### Work instructions
I need the number of lines in the following entries that hold the word "icon", and no other text.

[Recorded data]
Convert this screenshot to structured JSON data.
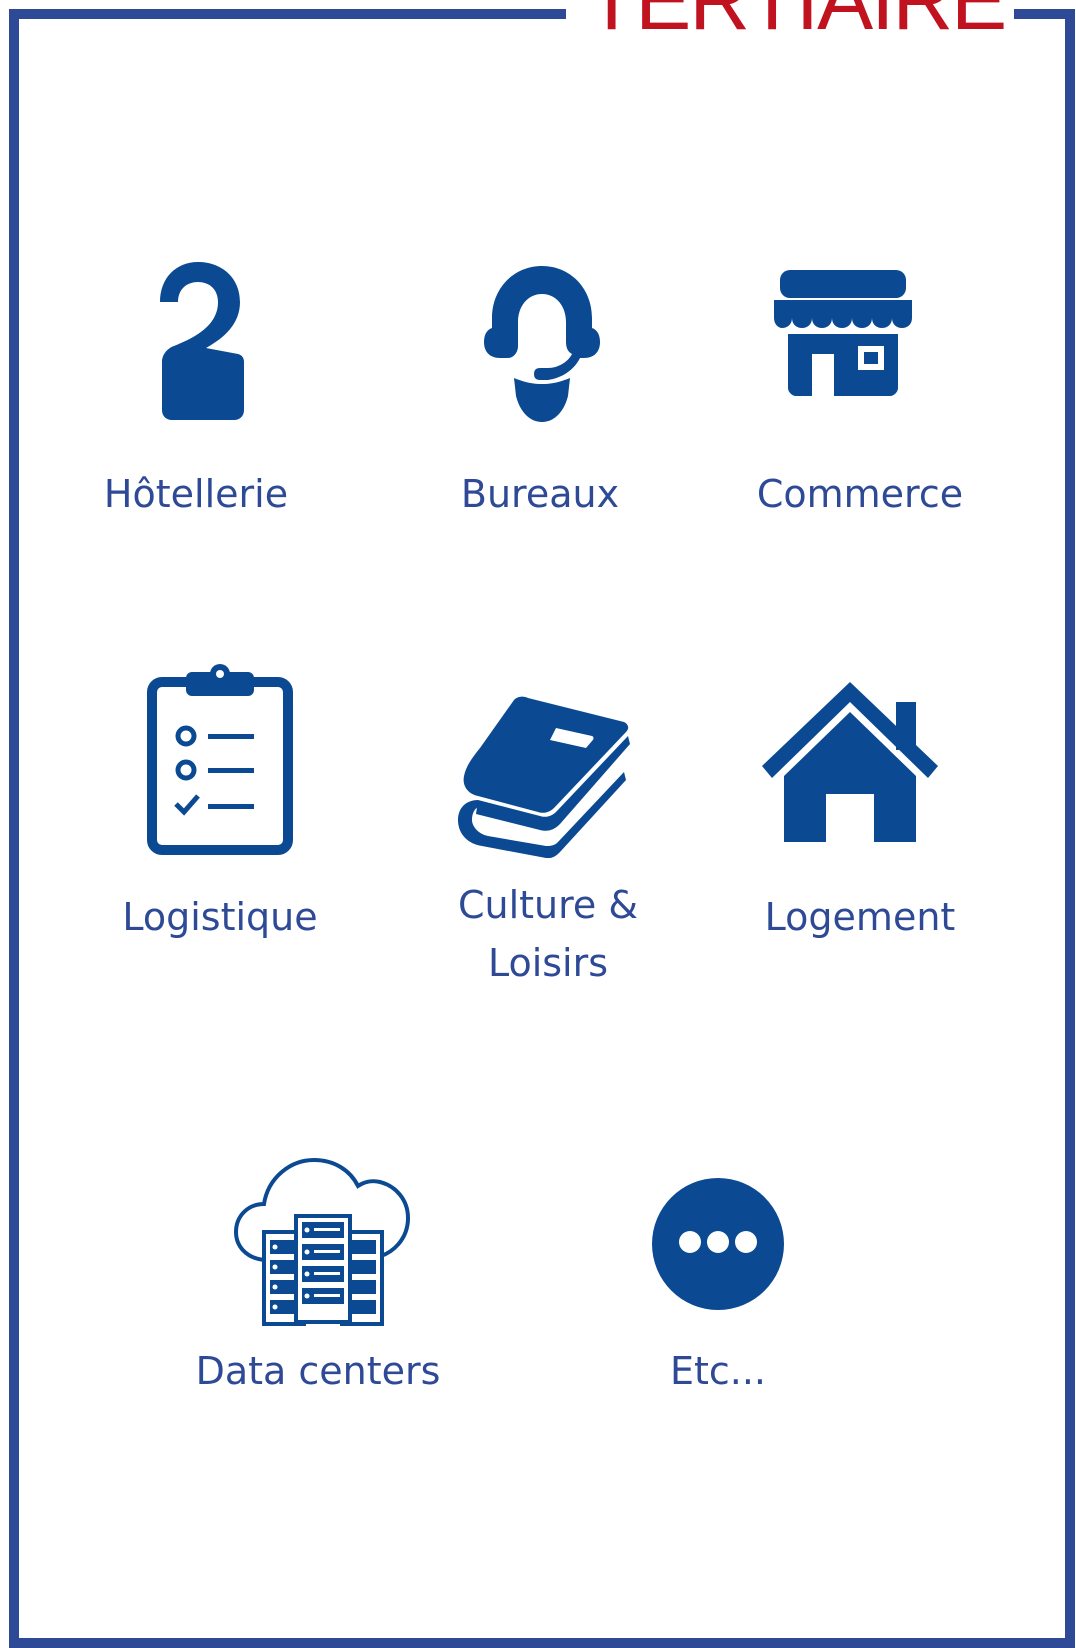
{
  "title": "TERTIAIRE",
  "colors": {
    "border": "#2e4a96",
    "icon": "#0b4a93",
    "label": "#2e4a96",
    "title": "#c1121f"
  },
  "items": [
    {
      "label": "Hôtellerie",
      "icon": "door-hanger-icon"
    },
    {
      "label": "Bureaux",
      "icon": "headset-icon"
    },
    {
      "label": "Commerce",
      "icon": "storefront-icon"
    },
    {
      "label": "Logistique",
      "icon": "clipboard-checklist-icon"
    },
    {
      "label_line1": "Culture &",
      "label_line2": "Loisirs",
      "icon": "book-icon"
    },
    {
      "label": "Logement",
      "icon": "house-icon"
    },
    {
      "label": "Data centers",
      "icon": "cloud-server-icon"
    },
    {
      "label": "Etc...",
      "icon": "more-dots-icon"
    }
  ]
}
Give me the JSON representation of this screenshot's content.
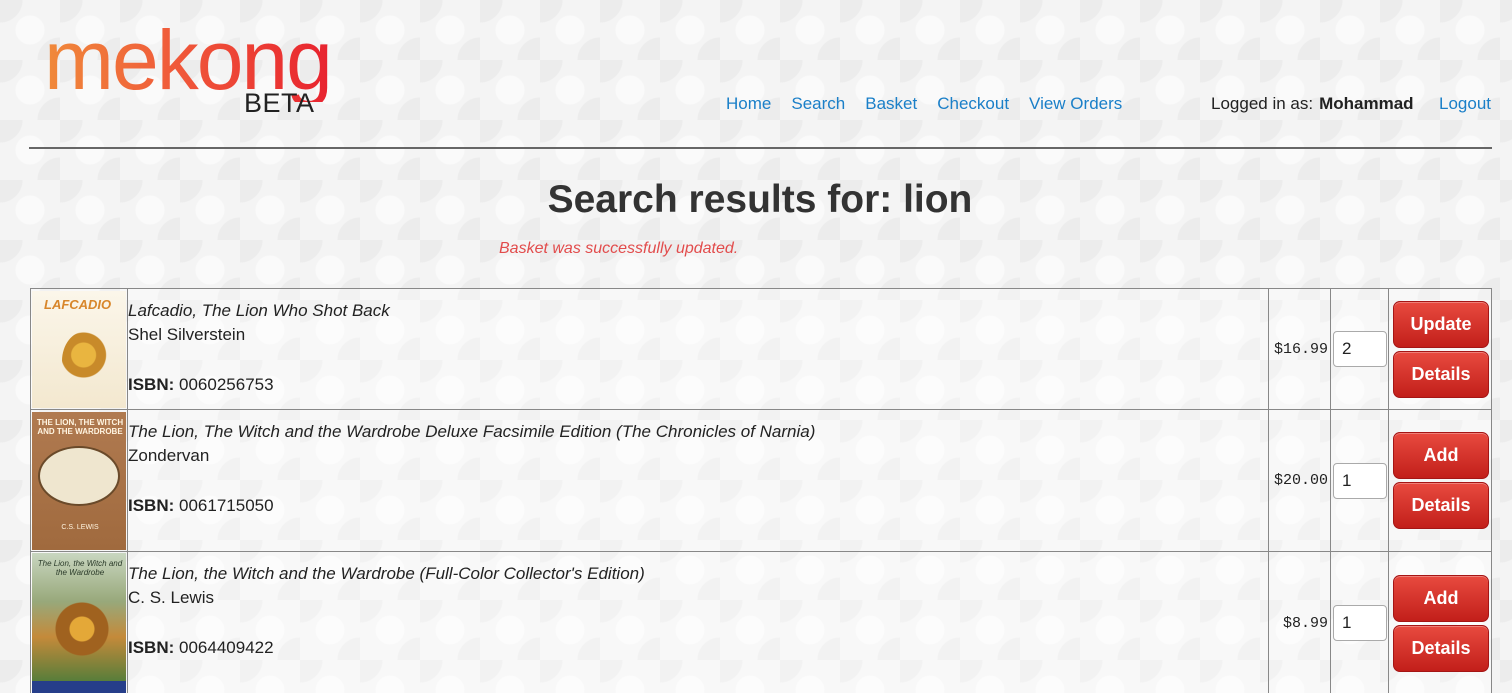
{
  "logo": {
    "word": "mekong",
    "sub": "BETA"
  },
  "nav": {
    "items": [
      "Home",
      "Search",
      "Basket",
      "Checkout",
      "View Orders"
    ]
  },
  "user": {
    "prefix": "Logged in as:",
    "name": "Mohammad",
    "logout": "Logout"
  },
  "page_title": "Search results for: lion",
  "flash": "Basket was successfully updated.",
  "isbn_label": "ISBN:",
  "results": [
    {
      "title": "Lafcadio, The Lion Who Shot Back",
      "author": "Shel Silverstein",
      "isbn": "0060256753",
      "price": "$16.99",
      "qty": "2",
      "primary_action": "Update",
      "secondary_action": "Details",
      "cover_text": "LAFCADIO"
    },
    {
      "title": "The Lion, The Witch and the Wardrobe Deluxe Facsimile Edition (The Chronicles of Narnia)",
      "author": "Zondervan",
      "isbn": "0061715050",
      "price": "$20.00",
      "qty": "1",
      "primary_action": "Add",
      "secondary_action": "Details",
      "cover_text": "THE LION, THE WITCH AND THE WARDROBE",
      "cover_author": "C.S. LEWIS"
    },
    {
      "title": "The Lion, the Witch and the Wardrobe (Full-Color Collector's Edition)",
      "author": "C. S. Lewis",
      "isbn": "0064409422",
      "price": "$8.99",
      "qty": "1",
      "primary_action": "Add",
      "secondary_action": "Details",
      "cover_text": "The Lion, the Witch and the Wardrobe"
    }
  ],
  "colors": {
    "link": "#1a7fc8",
    "button": "#d23a32",
    "flash": "#e24c4c"
  }
}
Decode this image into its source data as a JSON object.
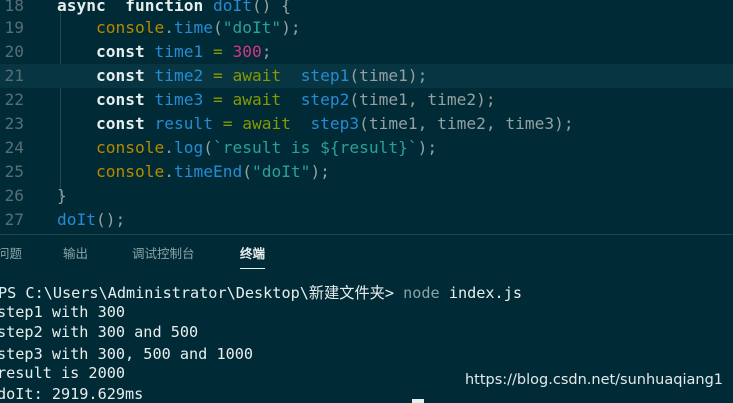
{
  "editor": {
    "lines": [
      {
        "num": "18",
        "tokens": [
          [
            "kw",
            "async"
          ],
          [
            "plain",
            "  "
          ],
          [
            "kw",
            "function"
          ],
          [
            "plain",
            " "
          ],
          [
            "fn",
            "doIt"
          ],
          [
            "plain",
            "() {"
          ]
        ]
      },
      {
        "num": "19",
        "tokens": [
          [
            "plain",
            "    "
          ],
          [
            "con",
            "console"
          ],
          [
            "plain",
            "."
          ],
          [
            "fn",
            "time"
          ],
          [
            "plain",
            "("
          ],
          [
            "str",
            "\"doIt\""
          ],
          [
            "plain",
            ");"
          ]
        ]
      },
      {
        "num": "20",
        "tokens": [
          [
            "plain",
            "    "
          ],
          [
            "kw",
            "const"
          ],
          [
            "plain",
            " "
          ],
          [
            "var",
            "time1"
          ],
          [
            "plain",
            " "
          ],
          [
            "op",
            "="
          ],
          [
            "plain",
            " "
          ],
          [
            "num",
            "300"
          ],
          [
            "plain",
            ";"
          ]
        ]
      },
      {
        "num": "21",
        "tokens": [
          [
            "plain",
            "    "
          ],
          [
            "kw",
            "const"
          ],
          [
            "plain",
            " "
          ],
          [
            "var",
            "time2"
          ],
          [
            "plain",
            " "
          ],
          [
            "op",
            "="
          ],
          [
            "plain",
            " "
          ],
          [
            "op",
            "await"
          ],
          [
            "plain",
            "  "
          ],
          [
            "fn",
            "step1"
          ],
          [
            "plain",
            "(time1);"
          ]
        ]
      },
      {
        "num": "22",
        "tokens": [
          [
            "plain",
            "    "
          ],
          [
            "kw",
            "const"
          ],
          [
            "plain",
            " "
          ],
          [
            "var",
            "time3"
          ],
          [
            "plain",
            " "
          ],
          [
            "op",
            "="
          ],
          [
            "plain",
            " "
          ],
          [
            "op",
            "await"
          ],
          [
            "plain",
            "  "
          ],
          [
            "fn",
            "step2"
          ],
          [
            "plain",
            "(time1, time2);"
          ]
        ]
      },
      {
        "num": "23",
        "tokens": [
          [
            "plain",
            "    "
          ],
          [
            "kw",
            "const"
          ],
          [
            "plain",
            " "
          ],
          [
            "var",
            "result"
          ],
          [
            "plain",
            " "
          ],
          [
            "op",
            "="
          ],
          [
            "plain",
            " "
          ],
          [
            "op",
            "await"
          ],
          [
            "plain",
            "  "
          ],
          [
            "fn",
            "step3"
          ],
          [
            "plain",
            "(time1, time2, time3);"
          ]
        ]
      },
      {
        "num": "24",
        "tokens": [
          [
            "plain",
            "    "
          ],
          [
            "con",
            "console"
          ],
          [
            "plain",
            "."
          ],
          [
            "fn",
            "log"
          ],
          [
            "plain",
            "("
          ],
          [
            "str",
            "`result is ${result}`"
          ],
          [
            "plain",
            ");"
          ]
        ]
      },
      {
        "num": "25",
        "tokens": [
          [
            "plain",
            "    "
          ],
          [
            "con",
            "console"
          ],
          [
            "plain",
            "."
          ],
          [
            "fn",
            "timeEnd"
          ],
          [
            "plain",
            "("
          ],
          [
            "str",
            "\"doIt\""
          ],
          [
            "plain",
            ");"
          ]
        ]
      },
      {
        "num": "26",
        "tokens": [
          [
            "plain",
            "}"
          ]
        ]
      },
      {
        "num": "27",
        "tokens": [
          [
            "fn",
            "doIt"
          ],
          [
            "plain",
            "();"
          ]
        ]
      }
    ],
    "current_line": "21"
  },
  "panel": {
    "tabs": [
      {
        "label": "问题"
      },
      {
        "label": "输出"
      },
      {
        "label": "调试控制台"
      },
      {
        "label": "终端",
        "active": true
      }
    ]
  },
  "terminal": {
    "prompt": "PS C:\\Users\\Administrator\\Desktop\\新建文件夹> ",
    "command_name": "node",
    "command_args": " index.js",
    "output": [
      "step1 with 300",
      "step2 with 300 and 500",
      "step3 with 300, 500 and 1000",
      "result is 2000",
      "doIt: 2919.629ms"
    ]
  },
  "watermark": "https://blog.csdn.net/sunhuaqiang1",
  "colors": {
    "background": "#002b36",
    "keyword": "#e7ecec",
    "function": "#268bd2",
    "string": "#2aa198",
    "number": "#d33682",
    "operator": "#859900",
    "console": "#b58900"
  }
}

### Solution for this exercise
9